Sarah said...

Thanks so much for this recipe! I cannot find any vegan buns around here. I will definitely be making these for summer bbq. :)

Happy Herbivore! said...

I wonder if I make them "long" will they be hot dog buns~?

Allison said...

I made these yesterday. Holy cow!! They are fantastic. Just what I was hoping for. They took forever, but it was worth it. Now I just have to make burgers. Love your blog.


Anonymous said...

outstanding! Best hamburger rolls I've tasted. I used rice milk and made 24 small ones. They are still a pretty good size.

Diva380 said...

Because I wasn't sure if I or anyone else in my house would eat 24 buns, I halved the recipe, and then made the buns bigger so there were 8 buns instead of 12. Anyways, it's funny because a family member of mine who was helping me with the recipe was complaining about how the recipe wasn't using a bread machine, and that the dough had to be weighed on a scale (which we didn't have, so we skipped that). However, when the buns were done, she said they came out great and then took one without my permission, lol.
With my food allergies to dairy, eggs, ALL nuts and most meat, I've never been able to eat a regular hamburger. So this was a treat for me. Now it's just a matter of finding foods to put in the hamburger, because I don't know what I like yet!

To anyone allergic to sesame seeds like me, you can replace them with chopped onion flakes, or even the seeds from inside of a green pepper. Actually, you can probably use other seeds, too. :)

Amarand said...

This recipe is great! At first, I was like "whoa, do I really need to go through all these stages of rising?" but then when I baked them, the texture was super amazing. Thank you! Oh, and by the way, if you bake the second set of rolls for an extra 10 or 15 minutes while you watch TV with the kids, they end up getting as hard as a rock. *Laughs*

Paige said...

Seriously love your blog, and my boy does too! He's only 11 months but DEVOURS the tempeh burgers and vegan sausages! THANK YOU for sharing all this with us. We just moved to middle-of-nowhere Kansas from Houston, TX and we were getting a little discouraged (can't find too many vegan options out here in the Mid-West) and thought our kid was never going to go for this type of food.

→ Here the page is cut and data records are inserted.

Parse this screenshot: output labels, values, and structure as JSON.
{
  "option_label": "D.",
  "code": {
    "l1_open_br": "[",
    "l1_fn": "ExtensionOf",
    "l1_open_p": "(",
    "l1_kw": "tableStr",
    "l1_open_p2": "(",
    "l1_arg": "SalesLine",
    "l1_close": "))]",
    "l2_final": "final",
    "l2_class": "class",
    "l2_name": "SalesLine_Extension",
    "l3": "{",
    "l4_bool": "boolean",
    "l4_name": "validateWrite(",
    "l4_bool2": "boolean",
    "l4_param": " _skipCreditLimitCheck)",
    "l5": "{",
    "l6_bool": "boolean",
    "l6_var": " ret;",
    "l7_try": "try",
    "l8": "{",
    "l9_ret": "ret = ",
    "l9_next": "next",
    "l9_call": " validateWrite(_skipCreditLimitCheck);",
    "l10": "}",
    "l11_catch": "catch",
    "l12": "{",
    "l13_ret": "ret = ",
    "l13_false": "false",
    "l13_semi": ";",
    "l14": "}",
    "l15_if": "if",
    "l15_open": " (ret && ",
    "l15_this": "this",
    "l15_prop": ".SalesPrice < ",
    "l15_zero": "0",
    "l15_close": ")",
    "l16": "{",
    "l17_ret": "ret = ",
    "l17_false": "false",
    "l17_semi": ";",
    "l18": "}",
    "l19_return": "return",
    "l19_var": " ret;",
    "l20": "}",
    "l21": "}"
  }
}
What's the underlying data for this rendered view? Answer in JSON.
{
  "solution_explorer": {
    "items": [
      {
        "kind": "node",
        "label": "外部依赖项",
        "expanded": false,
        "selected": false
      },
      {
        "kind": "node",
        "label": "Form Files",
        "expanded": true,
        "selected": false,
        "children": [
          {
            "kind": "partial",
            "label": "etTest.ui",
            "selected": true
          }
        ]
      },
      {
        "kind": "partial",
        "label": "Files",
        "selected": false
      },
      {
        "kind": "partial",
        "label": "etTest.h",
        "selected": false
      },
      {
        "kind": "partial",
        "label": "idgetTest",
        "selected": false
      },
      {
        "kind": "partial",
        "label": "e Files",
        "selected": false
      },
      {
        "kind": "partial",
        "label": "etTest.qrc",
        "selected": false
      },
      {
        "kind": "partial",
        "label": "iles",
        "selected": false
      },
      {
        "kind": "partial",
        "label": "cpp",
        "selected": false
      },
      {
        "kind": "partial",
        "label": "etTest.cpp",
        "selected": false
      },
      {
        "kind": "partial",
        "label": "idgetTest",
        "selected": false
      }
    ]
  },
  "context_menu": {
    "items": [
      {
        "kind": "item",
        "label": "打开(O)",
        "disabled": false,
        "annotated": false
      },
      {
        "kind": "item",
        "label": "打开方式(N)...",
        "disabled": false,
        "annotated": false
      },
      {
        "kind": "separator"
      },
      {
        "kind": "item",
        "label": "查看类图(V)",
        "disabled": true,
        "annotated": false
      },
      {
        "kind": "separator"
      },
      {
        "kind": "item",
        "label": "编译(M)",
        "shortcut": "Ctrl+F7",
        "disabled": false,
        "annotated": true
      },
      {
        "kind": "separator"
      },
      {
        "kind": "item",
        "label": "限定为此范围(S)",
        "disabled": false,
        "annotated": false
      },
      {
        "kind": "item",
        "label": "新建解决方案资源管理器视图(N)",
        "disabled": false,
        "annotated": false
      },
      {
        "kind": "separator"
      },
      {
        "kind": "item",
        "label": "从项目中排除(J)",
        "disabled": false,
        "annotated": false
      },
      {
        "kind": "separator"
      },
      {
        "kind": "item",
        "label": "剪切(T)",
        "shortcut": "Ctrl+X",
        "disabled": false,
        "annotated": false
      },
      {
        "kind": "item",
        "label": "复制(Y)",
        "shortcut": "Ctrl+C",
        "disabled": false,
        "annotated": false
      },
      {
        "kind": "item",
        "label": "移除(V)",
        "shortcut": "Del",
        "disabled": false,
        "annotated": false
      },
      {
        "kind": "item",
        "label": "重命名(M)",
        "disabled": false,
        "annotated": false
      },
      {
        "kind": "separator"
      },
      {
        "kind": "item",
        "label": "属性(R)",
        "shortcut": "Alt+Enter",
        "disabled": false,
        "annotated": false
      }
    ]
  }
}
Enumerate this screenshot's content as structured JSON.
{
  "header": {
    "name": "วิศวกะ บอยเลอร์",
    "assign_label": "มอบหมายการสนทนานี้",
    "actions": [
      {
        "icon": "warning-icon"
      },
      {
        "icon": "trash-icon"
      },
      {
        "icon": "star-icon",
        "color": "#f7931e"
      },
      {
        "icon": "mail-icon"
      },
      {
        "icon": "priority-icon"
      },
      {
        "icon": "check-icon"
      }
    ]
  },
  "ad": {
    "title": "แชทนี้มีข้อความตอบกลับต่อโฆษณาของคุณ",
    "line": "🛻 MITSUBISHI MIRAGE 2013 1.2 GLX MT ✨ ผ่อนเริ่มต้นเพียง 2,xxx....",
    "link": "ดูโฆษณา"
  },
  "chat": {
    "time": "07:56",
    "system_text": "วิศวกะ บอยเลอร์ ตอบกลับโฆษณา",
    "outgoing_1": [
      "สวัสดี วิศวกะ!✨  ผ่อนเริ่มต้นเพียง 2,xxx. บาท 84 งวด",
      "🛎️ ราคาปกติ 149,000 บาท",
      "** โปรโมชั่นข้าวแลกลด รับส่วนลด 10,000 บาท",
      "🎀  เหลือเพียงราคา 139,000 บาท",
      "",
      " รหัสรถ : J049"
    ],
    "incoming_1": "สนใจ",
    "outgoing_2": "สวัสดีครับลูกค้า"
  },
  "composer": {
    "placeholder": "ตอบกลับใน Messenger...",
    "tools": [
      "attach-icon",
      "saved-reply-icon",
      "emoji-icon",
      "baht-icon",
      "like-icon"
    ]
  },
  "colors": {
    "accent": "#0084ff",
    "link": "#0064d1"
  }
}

Making these buns again today! We love 'em!

josh said...

made these with coconut milk (only had vanilla rice milk, otherwise) and random proportions of WW pastry, plain WW, and un-un white (pantry cleanout). turned out pretty well, actually!

Michaela said...

WOW. After a failed attempt with a different recipe earlier today, I found these ... and they're insanely delicious. I've never seen a more perfect hamburger bun. Crusty outside, fluffy inside, yeasty smell, perfectly browned tops. THANKS for sharing this recipe!!

maniacmagee said...

Nice recipe! I wanted to shave off some time, so I made an adjustment: activate the yeast first (in warm water with a pinch of sugar), and add it at the beginning. Then cut the rise time down to two half-hour segments with a punch-down in between. I recommend folding instead of actually punching, because you want a few big bubbles in there to keep the buns from being too dense. Also, slash before baking. I used corn meal to coat the pan before proofing. They turned out great.

Vrnda Devi said...

I love your blog! These are currently in the oven and they look wonderful!

Raj said...

What kind of yeast did you use?
The "active Dry Yeast" available here needs proofing. We need to put in warm water with a teaspoon of sugar and set it aside for 10 minutes it foams up then you add to the dough.
Do you mean active "Instant" yeast. That is the kind of powder you add directly to the dough. Generally its sifted into the flour for better mixing.
Please clarify
Thank you